Häkkinen, Jaakko - Early Contacts between Uralic and Yukaghir, Häkkinen, Jaakko - Uralic Evidence for the Indo-European Homeland, Paabo, Andres - Email discussions during Mallory, J P, with D Q Adams (Eds) - Encyclopaedia of Indo-European Culture, Early Contacts between Uralic and Indo-European: Linguistic and Archaeological Considerations Posted by Andis Kaulins at 12/15/ PM.
THE INDO-URALIC VERB. This paper re‐examines the evidence for early contacts between Proto‐Indo‐European (PIE) and the languages of the Caucasus.
Author: Frederik Kortlandt. B.7 Areal effects in prehistoric contacts between Uralic and Indo-European. The purpose of this symposium is to bring together scholars carrying out research either on early varieties of Uralic or Indo-European languages, or contacts between these two families.
Uralic languages - Uralic languages - Linguistic characteristics: The linguistic structure of Proto-Uralic has been partially reconstructed by a comparison of the similarities and differences among the known Uralic tongues. Not all existing similarities can be attributed to a common Uralic origin; some may also reflect universal pressures and limitations on language structure (e.g., the.
Koivulehto Jorma, The Earliest Contacts between IE and Uralic Speakers. Carpelan, Christian; Parpola, Asko & Kosk: between Uralic and Indo-European: Linguistic and Archeological Considerations. Helsinki (Mémoires. Kuz’mina, E.E. Contacts between Finno-Ugric and Indo-Iranian speakers in the light of archaeological, linguistic and mythological data.

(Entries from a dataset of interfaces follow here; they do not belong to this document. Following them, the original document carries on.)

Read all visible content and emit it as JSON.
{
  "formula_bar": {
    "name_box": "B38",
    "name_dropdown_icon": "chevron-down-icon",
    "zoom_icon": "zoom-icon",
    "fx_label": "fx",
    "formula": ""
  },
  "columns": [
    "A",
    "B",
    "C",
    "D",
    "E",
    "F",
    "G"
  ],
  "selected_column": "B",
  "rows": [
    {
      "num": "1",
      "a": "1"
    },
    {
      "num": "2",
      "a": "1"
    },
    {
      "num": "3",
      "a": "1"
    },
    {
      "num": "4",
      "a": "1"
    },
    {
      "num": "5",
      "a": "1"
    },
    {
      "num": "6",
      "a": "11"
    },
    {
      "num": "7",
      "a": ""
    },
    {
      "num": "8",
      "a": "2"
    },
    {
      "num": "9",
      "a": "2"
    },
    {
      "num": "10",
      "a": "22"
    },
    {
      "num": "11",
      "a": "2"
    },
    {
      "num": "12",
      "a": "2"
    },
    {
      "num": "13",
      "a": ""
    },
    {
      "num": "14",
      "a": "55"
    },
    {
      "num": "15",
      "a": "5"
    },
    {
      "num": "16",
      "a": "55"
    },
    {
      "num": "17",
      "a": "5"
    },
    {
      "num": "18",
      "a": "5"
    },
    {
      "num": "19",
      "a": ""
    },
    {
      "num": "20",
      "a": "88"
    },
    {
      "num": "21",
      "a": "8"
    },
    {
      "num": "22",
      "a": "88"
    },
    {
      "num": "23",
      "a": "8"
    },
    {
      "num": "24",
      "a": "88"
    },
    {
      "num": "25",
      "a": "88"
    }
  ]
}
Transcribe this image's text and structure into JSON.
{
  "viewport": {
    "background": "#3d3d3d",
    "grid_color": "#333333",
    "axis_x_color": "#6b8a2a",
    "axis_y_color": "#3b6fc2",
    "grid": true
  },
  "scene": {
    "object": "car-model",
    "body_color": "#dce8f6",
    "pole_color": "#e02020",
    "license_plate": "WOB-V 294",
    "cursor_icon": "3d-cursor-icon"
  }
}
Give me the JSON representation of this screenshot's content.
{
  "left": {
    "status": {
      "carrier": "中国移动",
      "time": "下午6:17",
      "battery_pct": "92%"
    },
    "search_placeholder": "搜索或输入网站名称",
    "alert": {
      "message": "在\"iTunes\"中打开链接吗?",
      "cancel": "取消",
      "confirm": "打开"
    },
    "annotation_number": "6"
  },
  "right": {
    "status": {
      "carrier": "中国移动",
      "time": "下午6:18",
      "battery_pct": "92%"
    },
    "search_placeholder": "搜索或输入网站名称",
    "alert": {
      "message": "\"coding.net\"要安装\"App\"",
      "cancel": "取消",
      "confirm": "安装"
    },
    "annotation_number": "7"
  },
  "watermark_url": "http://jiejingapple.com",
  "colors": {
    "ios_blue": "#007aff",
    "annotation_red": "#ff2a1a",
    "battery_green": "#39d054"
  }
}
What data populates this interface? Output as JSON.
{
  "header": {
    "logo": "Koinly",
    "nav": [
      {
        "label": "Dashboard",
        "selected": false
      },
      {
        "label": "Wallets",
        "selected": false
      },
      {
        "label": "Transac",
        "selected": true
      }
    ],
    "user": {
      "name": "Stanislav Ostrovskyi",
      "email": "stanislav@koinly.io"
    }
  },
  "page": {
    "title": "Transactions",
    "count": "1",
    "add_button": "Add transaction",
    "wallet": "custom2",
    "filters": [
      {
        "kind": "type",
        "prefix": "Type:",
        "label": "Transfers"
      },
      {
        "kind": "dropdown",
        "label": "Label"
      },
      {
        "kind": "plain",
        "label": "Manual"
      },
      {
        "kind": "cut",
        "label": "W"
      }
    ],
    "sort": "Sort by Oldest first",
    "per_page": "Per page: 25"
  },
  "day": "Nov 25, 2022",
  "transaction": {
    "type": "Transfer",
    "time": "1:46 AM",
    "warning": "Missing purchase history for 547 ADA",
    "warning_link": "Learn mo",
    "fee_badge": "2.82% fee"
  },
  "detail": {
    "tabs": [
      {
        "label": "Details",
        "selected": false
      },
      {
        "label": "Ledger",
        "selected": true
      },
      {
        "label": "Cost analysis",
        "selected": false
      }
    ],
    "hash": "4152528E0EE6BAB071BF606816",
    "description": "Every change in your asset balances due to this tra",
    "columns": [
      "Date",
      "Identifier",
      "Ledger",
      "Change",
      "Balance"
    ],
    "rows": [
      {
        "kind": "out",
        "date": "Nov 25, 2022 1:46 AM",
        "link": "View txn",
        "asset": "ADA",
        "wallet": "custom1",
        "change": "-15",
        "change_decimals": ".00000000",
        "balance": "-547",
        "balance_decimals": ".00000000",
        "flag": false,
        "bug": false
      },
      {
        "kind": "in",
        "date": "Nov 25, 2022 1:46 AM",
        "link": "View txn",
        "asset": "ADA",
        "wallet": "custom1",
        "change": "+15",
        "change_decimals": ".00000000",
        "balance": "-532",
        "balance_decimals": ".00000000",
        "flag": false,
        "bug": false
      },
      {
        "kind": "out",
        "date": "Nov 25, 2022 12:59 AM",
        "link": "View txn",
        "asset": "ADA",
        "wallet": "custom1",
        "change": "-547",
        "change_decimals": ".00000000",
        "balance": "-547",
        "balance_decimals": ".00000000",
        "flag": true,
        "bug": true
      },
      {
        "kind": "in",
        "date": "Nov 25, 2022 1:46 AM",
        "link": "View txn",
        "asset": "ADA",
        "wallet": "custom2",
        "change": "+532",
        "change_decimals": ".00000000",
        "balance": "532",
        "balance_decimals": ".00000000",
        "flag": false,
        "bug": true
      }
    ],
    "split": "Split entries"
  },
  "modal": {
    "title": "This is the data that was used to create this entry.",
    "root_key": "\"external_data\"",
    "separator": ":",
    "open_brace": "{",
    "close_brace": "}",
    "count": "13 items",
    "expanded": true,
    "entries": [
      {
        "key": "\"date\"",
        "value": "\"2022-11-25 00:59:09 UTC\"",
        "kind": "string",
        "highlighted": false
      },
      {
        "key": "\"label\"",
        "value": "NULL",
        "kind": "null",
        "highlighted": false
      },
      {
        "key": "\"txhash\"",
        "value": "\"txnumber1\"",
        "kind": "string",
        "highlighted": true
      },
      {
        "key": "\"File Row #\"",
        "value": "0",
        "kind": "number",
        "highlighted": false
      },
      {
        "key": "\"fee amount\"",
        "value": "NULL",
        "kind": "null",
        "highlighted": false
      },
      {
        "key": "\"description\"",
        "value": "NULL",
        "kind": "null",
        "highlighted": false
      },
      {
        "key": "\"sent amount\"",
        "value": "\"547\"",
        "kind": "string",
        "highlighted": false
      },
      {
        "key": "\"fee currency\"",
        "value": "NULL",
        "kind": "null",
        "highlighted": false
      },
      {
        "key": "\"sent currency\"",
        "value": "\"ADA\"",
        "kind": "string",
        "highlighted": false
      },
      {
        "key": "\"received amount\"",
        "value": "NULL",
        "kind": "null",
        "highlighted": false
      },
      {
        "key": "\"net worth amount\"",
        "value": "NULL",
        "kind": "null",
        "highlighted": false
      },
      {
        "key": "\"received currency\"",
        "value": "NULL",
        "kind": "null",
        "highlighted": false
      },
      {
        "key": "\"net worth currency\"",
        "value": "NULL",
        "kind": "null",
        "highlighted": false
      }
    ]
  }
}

In: Christian Carpelan et al. (eds.), Early contacts between Uralic and Indo-European: Linguistic and archaeological considerations. Helsinki, –Author: Michaël Peyrot. Emergence, contacts and dispersal of Proto-Indo-European, Proto-Uralic and Proto-Aryan in archaeological Carpelan, Christian et al.
(eds.)Early contacts between Uralic and Indo-European. Linguistic and. Late Proto-Indo-European / Early Archaic Indo-European loanwords to Proto-Uralic These loanwords have been traditionally seen to have occurred between Proto-Indo-European and Proto-Uralic, as these stages were considered as contemporaneous (~ BC).
However, new linguistic results of. We can say very little with confidence, as the other answers make clear. We can confidently say that languages existed before Proto-Indo-European. (See: How many dead languages are there?) Immediately before Proto-Indo-European, we can think about.
The Trundholm sun chariot. The chariot pulling the sun is a common Indo-European mythological motif. Since I reference the Indo-Europeans and Proto-Indo-Europeans in several articles on this site, I figured it would be helpful to provide a brief overview of who these people were and why they matter, both in general and in the specific context of understanding the pre-Christian .Early Contacts between Uralic and Indo-European: Linguistic and Archaeological Considerations Posted by Andis Kaulins at 12/15/ PM Saturday, Decem Indo-Uralic is a hypothetical language family consisting of Indo-European and Uralic, which was already proposed in the 19th century and has been the subject of discussion ever linguists are not convinced of the relationship, but few would opine that Indo-European and Uralic could not be related.